Records from a data source
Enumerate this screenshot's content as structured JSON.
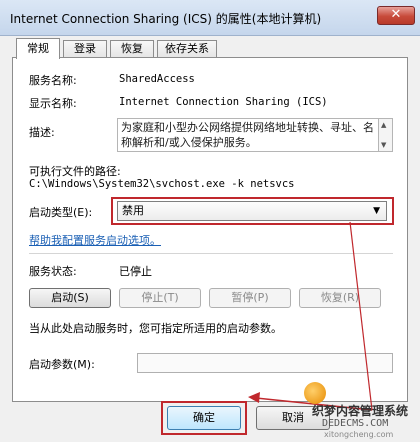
{
  "window": {
    "title": "Internet Connection Sharing (ICS) 的属性(本地计算机)",
    "close_glyph": "✕"
  },
  "tabs": [
    {
      "label": "常规",
      "active": true
    },
    {
      "label": "登录",
      "active": false
    },
    {
      "label": "恢复",
      "active": false
    },
    {
      "label": "依存关系",
      "active": false
    }
  ],
  "general": {
    "service_name_label": "服务名称:",
    "service_name_value": "SharedAccess",
    "display_name_label": "显示名称:",
    "display_name_value": "Internet Connection Sharing (ICS)",
    "description_label": "描述:",
    "description_value": "为家庭和小型办公网络提供网络地址转换、寻址、名称解析和/或入侵保护服务。",
    "exe_path_label": "可执行文件的路径:",
    "exe_path_value": "C:\\Windows\\System32\\svchost.exe -k netsvcs",
    "startup_type_label": "启动类型(E):",
    "startup_type_value": "禁用",
    "help_link": "帮助我配置服务启动选项。",
    "status_label": "服务状态:",
    "status_value": "已停止",
    "buttons": {
      "start": "启动(S)",
      "stop": "停止(T)",
      "pause": "暂停(P)",
      "resume": "恢复(R)"
    },
    "hint": "当从此处启动服务时，您可指定所适用的启动参数。",
    "param_label": "启动参数(M):",
    "param_value": ""
  },
  "footer": {
    "ok": "确定",
    "cancel": "取消"
  },
  "watermark": {
    "line1": "织梦内容管理系统",
    "line2": "DEDECMS.COM",
    "line3": "xitongcheng.com"
  },
  "colors": {
    "highlight": "#c0282d",
    "link": "#1a5fb4"
  }
}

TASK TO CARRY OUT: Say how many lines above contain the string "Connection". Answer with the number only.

REPLY: 2